This year's Newbury Medal winner for best-children's title, Neil Gaiman's The Graveyard Book (HarperCollins), reimagines Kipling's Jungle Book in a dark and sometimes frightening setting. It's a perfect stocking-stuffer for a curious pre-teen (though adults will enjoy it as well). The hero, Nobody Owens, orphaned by the evil "man Jack" as a toddler, winds up adopted by the quarrelsome ghosts of a neighborhood graveyard, who protect him from the killer. As he grows up, navigating between the living world and the dead, Nobody learns about responsibility, family, and bravery. The book abounds with memorable characters and proves, once again, that Gaiman is our greatest fantasist.
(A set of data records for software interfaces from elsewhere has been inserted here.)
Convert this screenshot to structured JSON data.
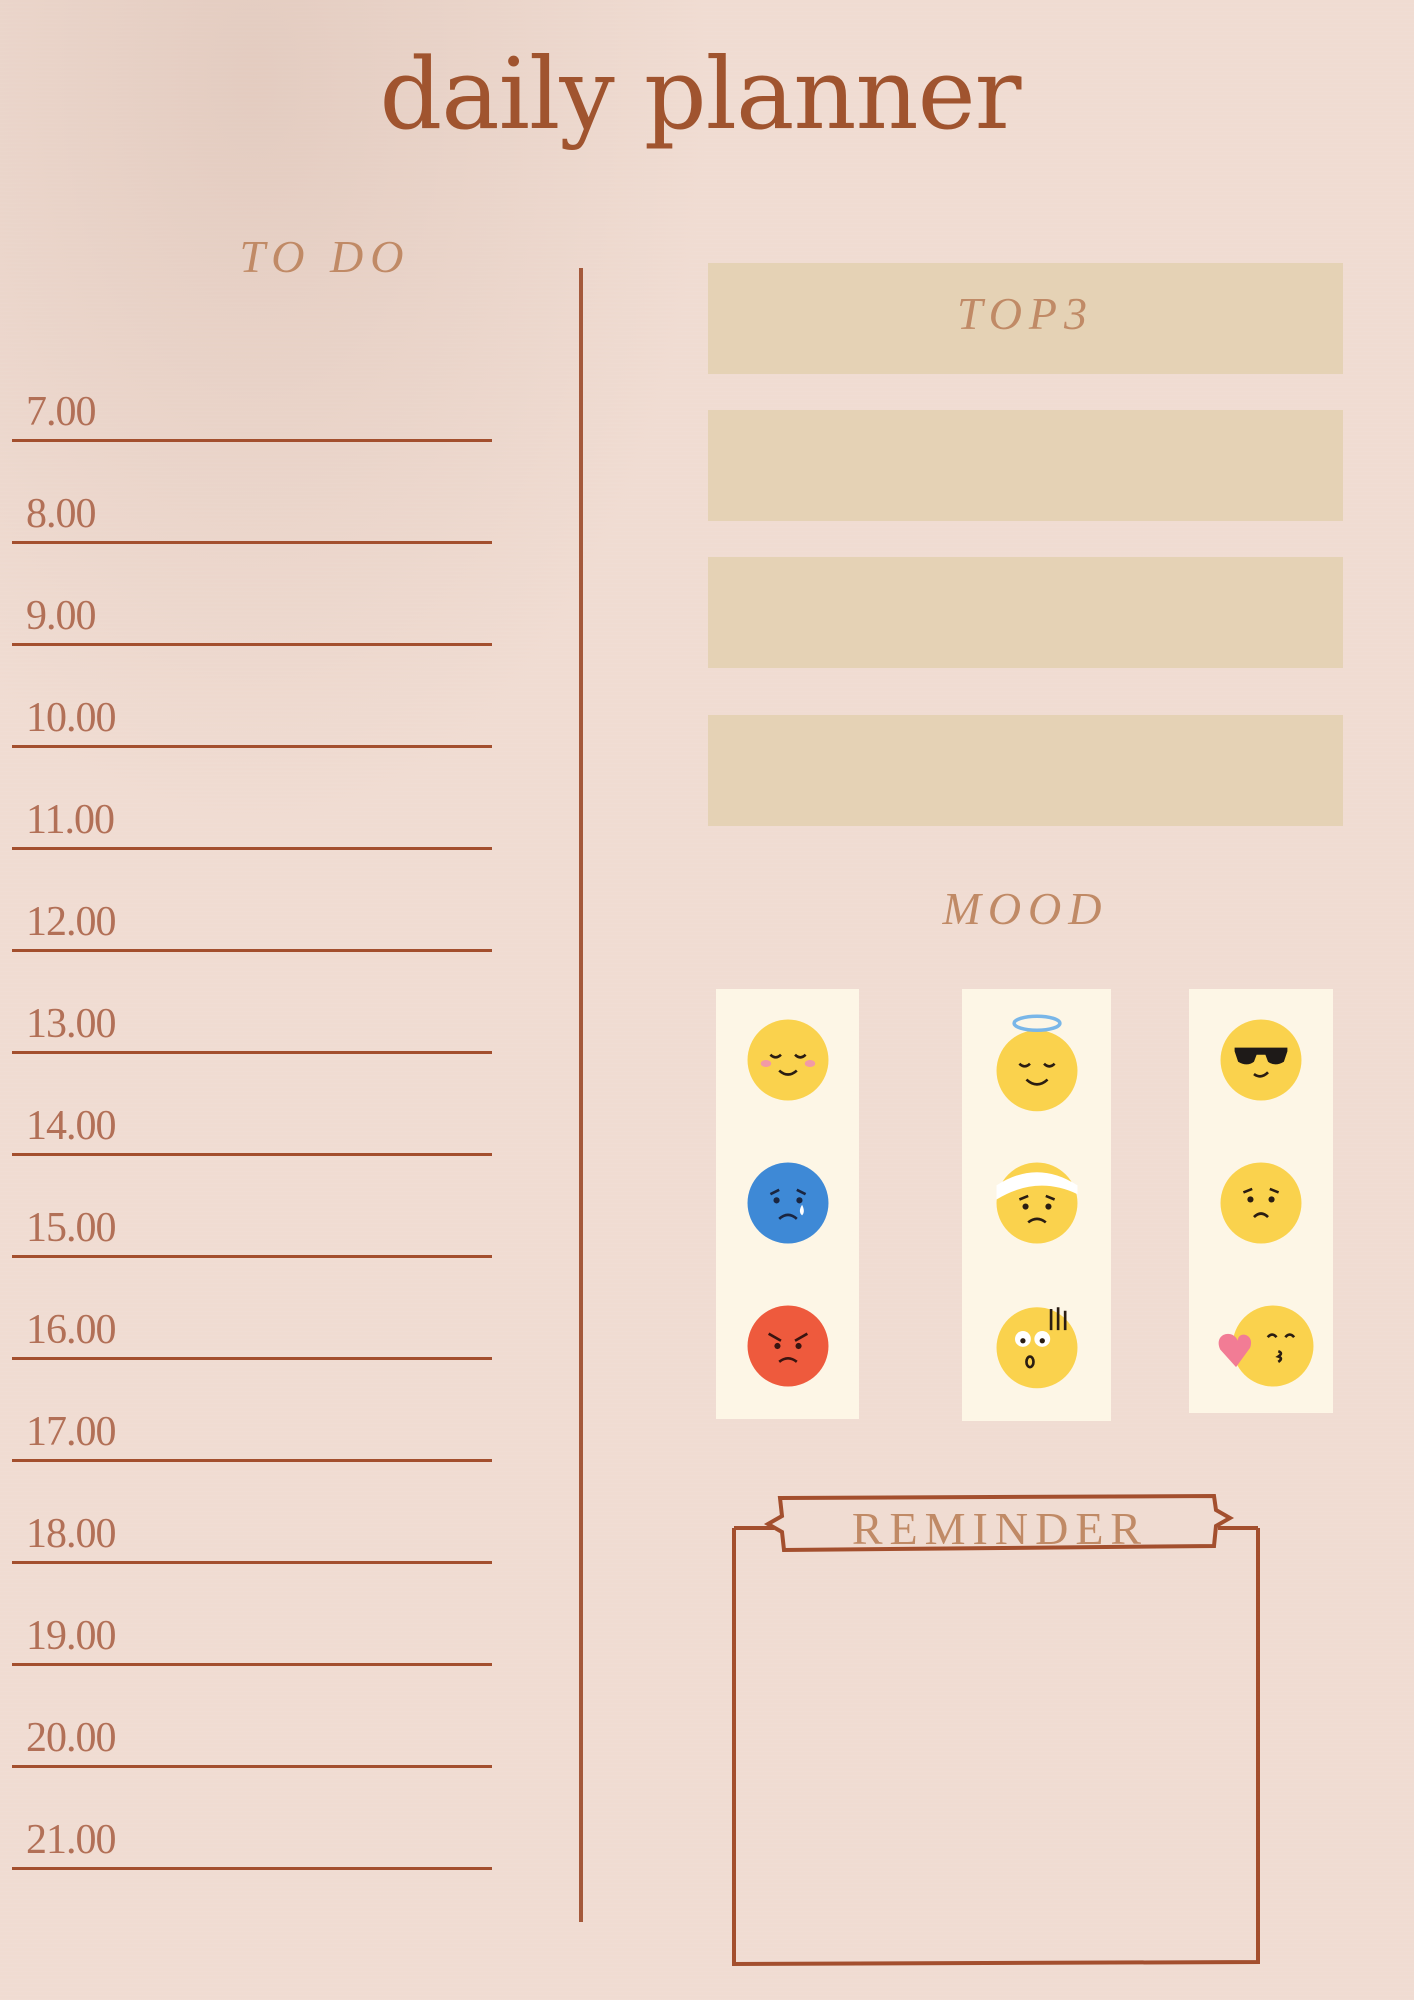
{
  "title": "daily planner",
  "todo": {
    "label": "TO DO",
    "times": [
      "7.00",
      "8.00",
      "9.00",
      "10.00",
      "11.00",
      "12.00",
      "13.00",
      "14.00",
      "15.00",
      "16.00",
      "17.00",
      "18.00",
      "19.00",
      "20.00",
      "21.00"
    ]
  },
  "top3": {
    "label": "TOP3"
  },
  "mood": {
    "label": "MOOD",
    "faces": [
      [
        "smiling-blush-icon",
        "sad-tear-icon",
        "angry-icon"
      ],
      [
        "angel-halo-icon",
        "bandaged-face-icon",
        "shocked-face-icon"
      ],
      [
        "sunglasses-cool-icon",
        "worried-face-icon",
        "kiss-heart-icon"
      ]
    ]
  },
  "reminder": {
    "label": "REMINDER"
  },
  "colors": {
    "background": "#f0dcd2",
    "accent": "#a0542f",
    "box": "#e5d2b5",
    "mood_card": "#fdf6e6",
    "yellow_face": "#fad24d",
    "blue_face": "#3e89d6",
    "red_face": "#ee5a3d"
  }
}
Two books by City Journal colleagues illumine our understanding of contemporary economic life. Nicole Gelinas warned about the financial meltdown in our pages long before it happened. Her first book, After the Fall: Saving Capitalism from Wall Streetand Washington (Encounter), provides the most lucid explanation I've yet come across of what caused the crisis and a road map for how to get out of it. Drawing on extensive interviews with the world's leading economic thinkers and policymakers, Guy Sorman's Economics Does Not Lie: A Defense of the Free Market in a Time of Crisis (Encounter) reminds us that, despite our current woes, capitalism works better than any known alternative in generating prosperity.
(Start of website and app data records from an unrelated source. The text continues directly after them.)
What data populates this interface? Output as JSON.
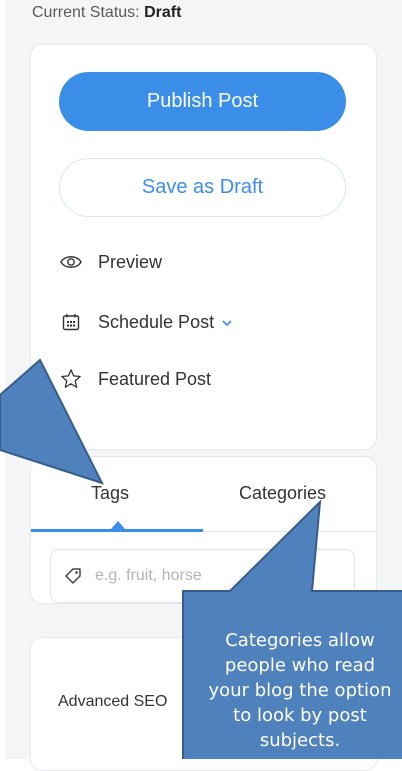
{
  "status": {
    "label": "Current Status:",
    "value": "Draft"
  },
  "actions": {
    "publish_label": "Publish Post",
    "draft_label": "Save as Draft",
    "preview_label": "Preview",
    "schedule_label": "Schedule Post",
    "featured_label": "Featured Post"
  },
  "tabs": {
    "tags_label": "Tags",
    "categories_label": "Categories"
  },
  "tag_input": {
    "placeholder": "e.g. fruit, horse"
  },
  "seo": {
    "label": "Advanced SEO"
  },
  "callout": {
    "lines": [
      "Categories allow",
      "people who read",
      "your blog the option",
      "to look by post",
      "subjects."
    ]
  },
  "colors": {
    "accent": "#3b8ee8",
    "callout_fill": "#4f81bd",
    "callout_border": "#385d8a"
  },
  "icons": {
    "preview": "eye-icon",
    "schedule": "calendar-icon",
    "featured": "star-icon",
    "tag": "tag-icon",
    "chevron": "chevron-down-icon"
  }
}
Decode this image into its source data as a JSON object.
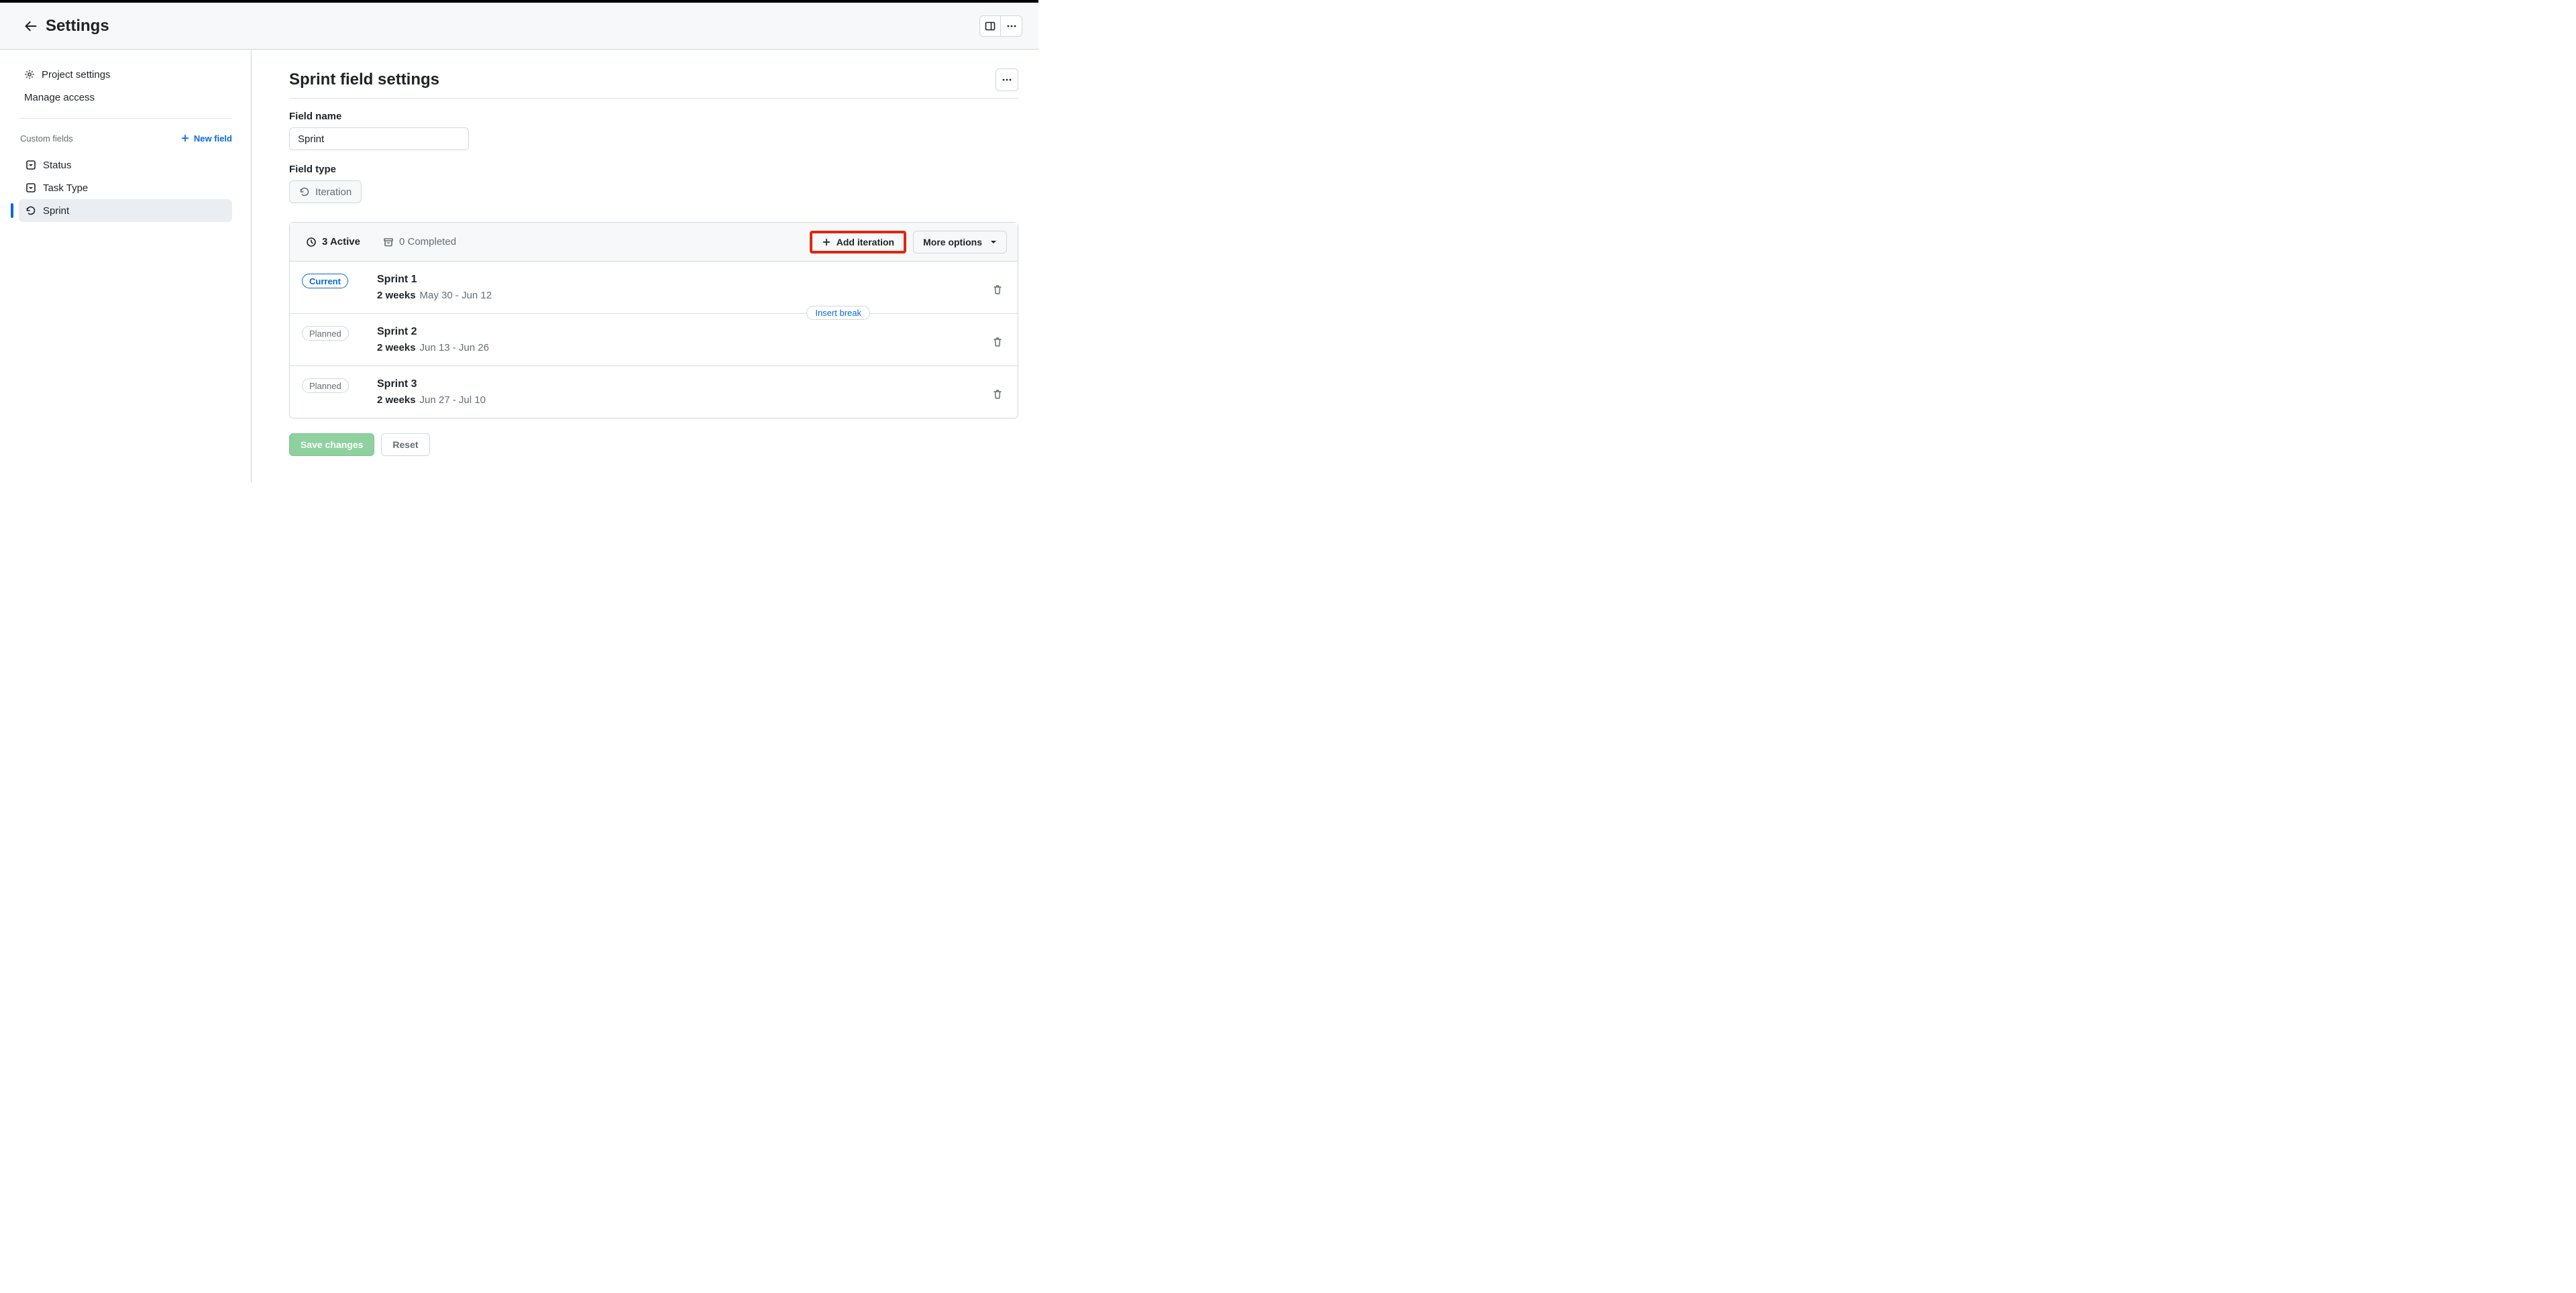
{
  "header": {
    "title": "Settings"
  },
  "sidebar": {
    "project_settings": "Project settings",
    "manage_access": "Manage access",
    "custom_fields_label": "Custom fields",
    "new_field_label": "New field",
    "fields": [
      {
        "label": "Status"
      },
      {
        "label": "Task Type"
      },
      {
        "label": "Sprint"
      }
    ]
  },
  "main": {
    "title": "Sprint field settings",
    "field_name_label": "Field name",
    "field_name_value": "Sprint",
    "field_type_label": "Field type",
    "field_type_value": "Iteration",
    "tabs": {
      "active": "3 Active",
      "completed": "0 Completed"
    },
    "add_iteration_label": "Add iteration",
    "more_options_label": "More options",
    "insert_break_label": "Insert break",
    "iterations": [
      {
        "badge": "Current",
        "badge_kind": "current",
        "name": "Sprint 1",
        "duration": "2 weeks",
        "range": "May 30 - Jun 12",
        "show_insert_break": false
      },
      {
        "badge": "Planned",
        "badge_kind": "planned",
        "name": "Sprint 2",
        "duration": "2 weeks",
        "range": "Jun 13 - Jun 26",
        "show_insert_break": true
      },
      {
        "badge": "Planned",
        "badge_kind": "planned",
        "name": "Sprint 3",
        "duration": "2 weeks",
        "range": "Jun 27 - Jul 10",
        "show_insert_break": false
      }
    ],
    "save_label": "Save changes",
    "reset_label": "Reset"
  }
}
Original Source: http://spectator.org/archives/2009/12/21/books-for-christmas